Eventually Southeast Asian countries will be developed and urbanized like developed nations currently are, and our unique “Kubota Mini Shield Tunneling Method” and “DXR method” are technologies that we foresee being used in projects there.

If developing countries take the same path as Japan and other developed nations, then there will certainly be demand for trenchless constructing pipes in areas of heavy traffic. In those scenarios, we can apply our DXR method for water supplies, and our Kubota Mini Shield Tunneling Method for sewage systems. We are currently preparing ourselves to provide these construction services whenever the need for them arises.

Our overseas projects have begun with the laying of water pipes, the construction of water treatment plants, and the construction of sewage treatment plants as well as water supply facility. Currently, as a new challenge, we have expanded our efforts to include operation and maintenance, and have established an SPC to operate and maintain water treatment plants.

We will continue to aggressively expand our overseas business.

Karnaphuli Water Supply Project (Bangladesh)

Kampong Cham Water Treatment Plant (Cambodia)

In your long history, you’ve been involved in many overseas projects; the flood protection, drainage system development and water supply system in Phnom Penh, Cambodia, and the water supply improvement plan in Karnafuri Bangladesh. Is there one particular project you are most proud of?

The project that we are most proud of is the Phnom Penh City Waterworks Project in Cambodia, our first overseas project.

We took the lead in surveying, designing, and construction, and in just seven months from December 1959 to June 1960, we constructed the intake tower, water purification plant, and completed about 36 km of piping work, a task that would have been impossible to complete even with today's construction capabilities. The project was the first of its kind in Japan to be awarded the highest gold medal in Cambodia.
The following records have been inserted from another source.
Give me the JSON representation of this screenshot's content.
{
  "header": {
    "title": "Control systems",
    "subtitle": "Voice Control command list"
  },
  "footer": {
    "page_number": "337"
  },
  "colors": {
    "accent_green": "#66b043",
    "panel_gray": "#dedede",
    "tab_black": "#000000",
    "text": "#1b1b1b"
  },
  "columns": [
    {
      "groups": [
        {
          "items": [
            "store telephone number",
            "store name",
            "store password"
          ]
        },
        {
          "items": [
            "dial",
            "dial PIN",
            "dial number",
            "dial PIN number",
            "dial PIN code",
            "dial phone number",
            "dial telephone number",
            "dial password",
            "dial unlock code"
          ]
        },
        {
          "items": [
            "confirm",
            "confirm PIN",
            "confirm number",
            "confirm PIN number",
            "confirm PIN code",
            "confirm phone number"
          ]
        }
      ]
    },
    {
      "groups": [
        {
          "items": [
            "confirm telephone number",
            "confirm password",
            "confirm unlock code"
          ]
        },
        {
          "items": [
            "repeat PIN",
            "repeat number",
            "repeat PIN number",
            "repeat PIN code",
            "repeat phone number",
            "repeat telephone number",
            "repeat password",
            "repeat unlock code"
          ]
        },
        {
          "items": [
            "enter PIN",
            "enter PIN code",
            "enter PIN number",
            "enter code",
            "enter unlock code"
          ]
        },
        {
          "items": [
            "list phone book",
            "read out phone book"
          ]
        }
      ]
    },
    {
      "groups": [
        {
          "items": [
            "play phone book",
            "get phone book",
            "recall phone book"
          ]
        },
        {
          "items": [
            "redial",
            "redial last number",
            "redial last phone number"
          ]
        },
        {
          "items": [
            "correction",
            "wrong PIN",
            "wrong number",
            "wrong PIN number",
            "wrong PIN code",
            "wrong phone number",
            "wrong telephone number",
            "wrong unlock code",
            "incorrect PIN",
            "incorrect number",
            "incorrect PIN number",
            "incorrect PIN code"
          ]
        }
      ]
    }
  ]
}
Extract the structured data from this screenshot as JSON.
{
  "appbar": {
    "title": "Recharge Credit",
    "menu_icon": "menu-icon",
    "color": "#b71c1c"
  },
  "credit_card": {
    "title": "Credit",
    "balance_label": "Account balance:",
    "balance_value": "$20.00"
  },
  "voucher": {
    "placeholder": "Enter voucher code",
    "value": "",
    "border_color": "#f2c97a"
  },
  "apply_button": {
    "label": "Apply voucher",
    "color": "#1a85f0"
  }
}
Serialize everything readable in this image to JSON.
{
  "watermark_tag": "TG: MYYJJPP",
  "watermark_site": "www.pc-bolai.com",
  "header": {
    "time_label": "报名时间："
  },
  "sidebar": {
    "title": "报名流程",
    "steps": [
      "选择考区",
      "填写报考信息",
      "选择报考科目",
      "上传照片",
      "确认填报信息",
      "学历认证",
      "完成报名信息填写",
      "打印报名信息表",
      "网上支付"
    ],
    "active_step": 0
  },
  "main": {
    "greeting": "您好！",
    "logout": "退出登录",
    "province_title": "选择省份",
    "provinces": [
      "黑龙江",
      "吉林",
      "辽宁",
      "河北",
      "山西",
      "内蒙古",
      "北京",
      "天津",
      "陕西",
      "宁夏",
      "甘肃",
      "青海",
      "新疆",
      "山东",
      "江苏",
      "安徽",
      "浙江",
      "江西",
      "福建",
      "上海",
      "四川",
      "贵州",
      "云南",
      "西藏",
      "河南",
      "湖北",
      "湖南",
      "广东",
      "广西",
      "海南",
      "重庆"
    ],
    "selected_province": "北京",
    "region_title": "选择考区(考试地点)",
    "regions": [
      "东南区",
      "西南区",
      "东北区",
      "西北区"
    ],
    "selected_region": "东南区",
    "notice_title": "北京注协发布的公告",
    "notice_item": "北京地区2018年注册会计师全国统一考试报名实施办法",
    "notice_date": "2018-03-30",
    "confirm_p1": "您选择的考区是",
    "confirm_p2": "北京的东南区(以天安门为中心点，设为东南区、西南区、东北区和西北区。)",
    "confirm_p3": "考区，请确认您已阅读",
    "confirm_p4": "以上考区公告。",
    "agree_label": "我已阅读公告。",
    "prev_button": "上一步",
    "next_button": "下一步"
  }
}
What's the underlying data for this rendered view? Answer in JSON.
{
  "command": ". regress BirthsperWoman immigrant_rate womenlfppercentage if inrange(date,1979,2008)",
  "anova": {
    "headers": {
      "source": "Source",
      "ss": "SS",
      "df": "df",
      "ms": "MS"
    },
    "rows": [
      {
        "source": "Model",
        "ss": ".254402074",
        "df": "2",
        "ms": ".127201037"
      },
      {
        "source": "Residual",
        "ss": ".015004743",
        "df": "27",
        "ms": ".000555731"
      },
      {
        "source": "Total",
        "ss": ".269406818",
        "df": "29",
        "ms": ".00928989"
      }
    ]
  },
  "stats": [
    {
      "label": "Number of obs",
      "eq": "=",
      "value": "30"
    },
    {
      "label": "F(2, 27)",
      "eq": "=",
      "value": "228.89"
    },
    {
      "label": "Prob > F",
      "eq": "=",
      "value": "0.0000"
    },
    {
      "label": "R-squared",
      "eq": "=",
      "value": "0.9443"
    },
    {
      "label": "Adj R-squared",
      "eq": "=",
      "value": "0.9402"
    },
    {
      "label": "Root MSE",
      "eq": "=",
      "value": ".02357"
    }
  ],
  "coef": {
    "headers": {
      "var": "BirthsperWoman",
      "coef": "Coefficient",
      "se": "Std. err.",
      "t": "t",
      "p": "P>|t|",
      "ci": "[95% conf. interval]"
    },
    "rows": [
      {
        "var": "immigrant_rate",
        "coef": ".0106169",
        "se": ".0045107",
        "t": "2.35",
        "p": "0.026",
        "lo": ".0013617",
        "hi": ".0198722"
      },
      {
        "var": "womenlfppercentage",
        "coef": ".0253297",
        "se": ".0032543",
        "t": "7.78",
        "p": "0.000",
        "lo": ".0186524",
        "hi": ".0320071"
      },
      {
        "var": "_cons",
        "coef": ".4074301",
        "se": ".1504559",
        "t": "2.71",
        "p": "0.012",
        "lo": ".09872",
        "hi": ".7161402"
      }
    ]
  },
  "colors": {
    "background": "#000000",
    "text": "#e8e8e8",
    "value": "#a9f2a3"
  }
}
The financing of your overseas projects can be accomplished both through PPP (public private partnerships) and the ODA model, which is tax based. Which form of finance do you believe is the ideal way, especially for waterworks, construction and infrastructure?

Traditionally, Japanese people have considered the water business as something that the government should take care. In terms of PPPs, in Japan, we are in the process of starting a trial operation. Overseas, some countries tried to privatize water companies, but some have returned to public service.

The reason for this is that water is indispensable for people and supports everyday life and as such, directly influences the health and the safety of the people. If you privatize the sector, it becomes more of a profit-making exercise, which may not be appropriate to a water provision system. I believe that combination of public presence and certain degree of privatization will be an appropriate solution.

We are currently focusing on working through ODA projects, however simultaneously, we are cooperating with local governments too. In any occasions, our primary goal is to provide high quality water systems to local areas. With that in mind, we will try to expand our approach around the globe.


Let's say we come back to interview you again on the last day of your presidency. What would you like to tell us about your goals and dreams for the company? What would you like to have achieved by then?

Kubota Construction is a construction company that focuses on water supply and sewerage. In addition to aiming for higher presence in this field, we will also focus on the construction and civil engineering fields and aim to become a \100 billion company in the future.

 I also would like to apply our company's new "3K" (high paying salaries “Kyuyo”, holidays “Kyujitsu” and hopeful “Kibou”) concept to the company and make Kubota Construction a company that every employee can be proud of. That would be what I would like to achieve throughout my tenure as a president.